By Miki Patel

Yahayra Martinez, senior at Loy Norrix takes a quick nap in her fifth hour. "Seniorits" has replaced the common excuse of "too much homework" for why students sleep in class. Photo illistration by Leah Rathbun

The time of life every high school student has been waiting for: senior year. Students believe that senior year is the easiest year of high school and that they can easily breeze through the year. Students feel that senior year does not matter much, but the facts are that senior year is just as important as the first three years of high school.

After three years of working hard, students are tempted to loosen up and relax after the college applications are submitted, which influences senioritis in the process. Senioritis is the temptation to slack off during the last year of high school.

The symptoms of senioritis include laziness, an urge to sleep, deficiency of studying, absences and other dismissive behavior. The only way to cure senioritis is through graduation, but preventing senioritis is even better.

Some tips to avoid senioritis are to create a schedule of everything that needs to be accomplished, stay involved with activities in and out of school, and challenge yourself physically and mentally.

  • Most students at Loy Norrix High School are already on track for graduation, needing anywhere from one to two more credits. The requirement to graduate at Loy Norrix is at least 26 credits.

Senior Yahayra Martinez is anxious to walk across the stage at this point even though there is still half a year left of this school year.

“I am very ready to graduate. I think I only need a few more credits to graduate,” said Martinez.

The point of high school is to prepare yourself for college level coursework. Most students do not understand the point of continuing to work hard in high school after getting their official college admissions letter. Students feel that college admissions is the reason they have been working so hard during the first three years of high school but during senior year, they just do not care after they have been accepted to their school of choice.

What students do not know is that senior year is essential to keeping a college admissions decision. Colleges do not want to see students whose grades are dropping during senior year but rather that the grades are gradually increasing and that the students are motivated to succeed no matter what the circumstances are.
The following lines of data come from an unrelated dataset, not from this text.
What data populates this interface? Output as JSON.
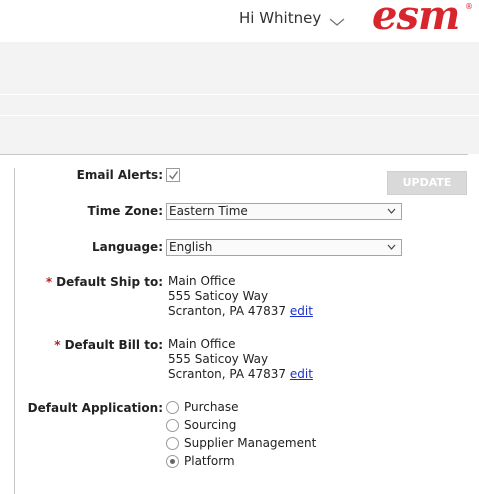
{
  "header": {
    "greeting": "Hi Whitney",
    "logo_text": "esm",
    "logo_mark": "®",
    "brand_color": "#d7262e"
  },
  "form": {
    "email_alerts": {
      "label": "Email Alerts:",
      "checked": true
    },
    "update_button": "UPDATE",
    "time_zone": {
      "label": "Time Zone:",
      "value": "Eastern Time"
    },
    "language": {
      "label": "Language:",
      "value": "English"
    },
    "ship_to": {
      "required_mark": "*",
      "label": "Default Ship to:",
      "line1": "Main Office",
      "line2": "555 Saticoy Way",
      "line3": "Scranton, PA 47837",
      "edit": "edit"
    },
    "bill_to": {
      "required_mark": "*",
      "label": "Default Bill to:",
      "line1": "Main Office",
      "line2": "555 Saticoy Way",
      "line3": "Scranton, PA 47837",
      "edit": "edit"
    },
    "default_application": {
      "label": "Default Application:",
      "options": [
        {
          "label": "Purchase",
          "checked": false
        },
        {
          "label": "Sourcing",
          "checked": false
        },
        {
          "label": "Supplier Management",
          "checked": false
        },
        {
          "label": "Platform",
          "checked": true
        }
      ]
    }
  }
}
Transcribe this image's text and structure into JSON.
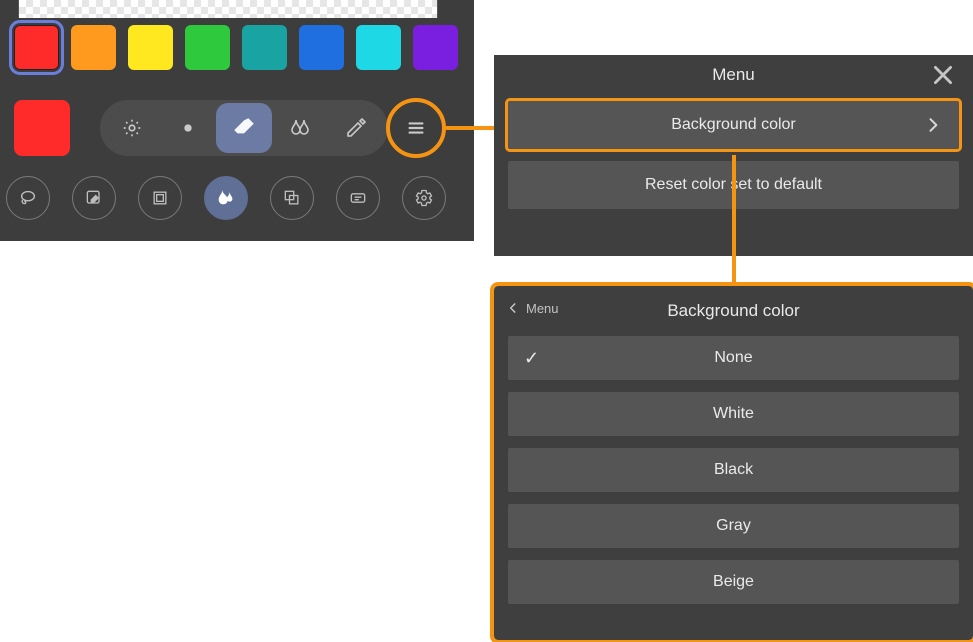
{
  "palette": {
    "swatches": [
      {
        "color": "#ff2a2a",
        "selected": true
      },
      {
        "color": "#ff9a1f",
        "selected": false
      },
      {
        "color": "#ffe81f",
        "selected": false
      },
      {
        "color": "#2fc93d",
        "selected": false
      },
      {
        "color": "#1aa3a3",
        "selected": false
      },
      {
        "color": "#1f6fe0",
        "selected": false
      },
      {
        "color": "#1fd8e6",
        "selected": false
      },
      {
        "color": "#7a1fe0",
        "selected": false
      }
    ],
    "current_color": "#ff2a2a"
  },
  "pill_tools": [
    {
      "name": "brightness",
      "active": false
    },
    {
      "name": "dot",
      "active": false
    },
    {
      "name": "eraser",
      "active": true
    },
    {
      "name": "blur",
      "active": false
    },
    {
      "name": "eyedropper",
      "active": false
    }
  ],
  "bottom_tools": [
    {
      "name": "lasso"
    },
    {
      "name": "edit"
    },
    {
      "name": "frame"
    },
    {
      "name": "smudge-active"
    },
    {
      "name": "layers"
    },
    {
      "name": "text"
    },
    {
      "name": "settings"
    }
  ],
  "menu_panel": {
    "title": "Menu",
    "items": [
      {
        "label": "Background color",
        "has_chevron": true,
        "highlighted": true
      },
      {
        "label": "Reset color set to default",
        "has_chevron": false,
        "highlighted": false
      }
    ]
  },
  "bg_panel": {
    "title": "Background color",
    "back_label": "Menu",
    "options": [
      {
        "label": "None",
        "checked": true
      },
      {
        "label": "White",
        "checked": false
      },
      {
        "label": "Black",
        "checked": false
      },
      {
        "label": "Gray",
        "checked": false
      },
      {
        "label": "Beige",
        "checked": false
      }
    ]
  }
}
According to New York Times, “the University of Michigan sent out three different letters [in 2007] to its incoming freshmen with poor final grades: 62 issuing gentle warnings, 180 requesting an explanation, and 9 revoking admission.”

Sometimes, admissions are revoked as late as August. These students, that would normally be freshmen, are left without a college to go to when the new school year begins. These students could already have attended college orientation, selected classes and met their roommates for the upcoming school year, but now they are stuck at home with no college to go to in August just because they made the mistake of letting senioritis affect them.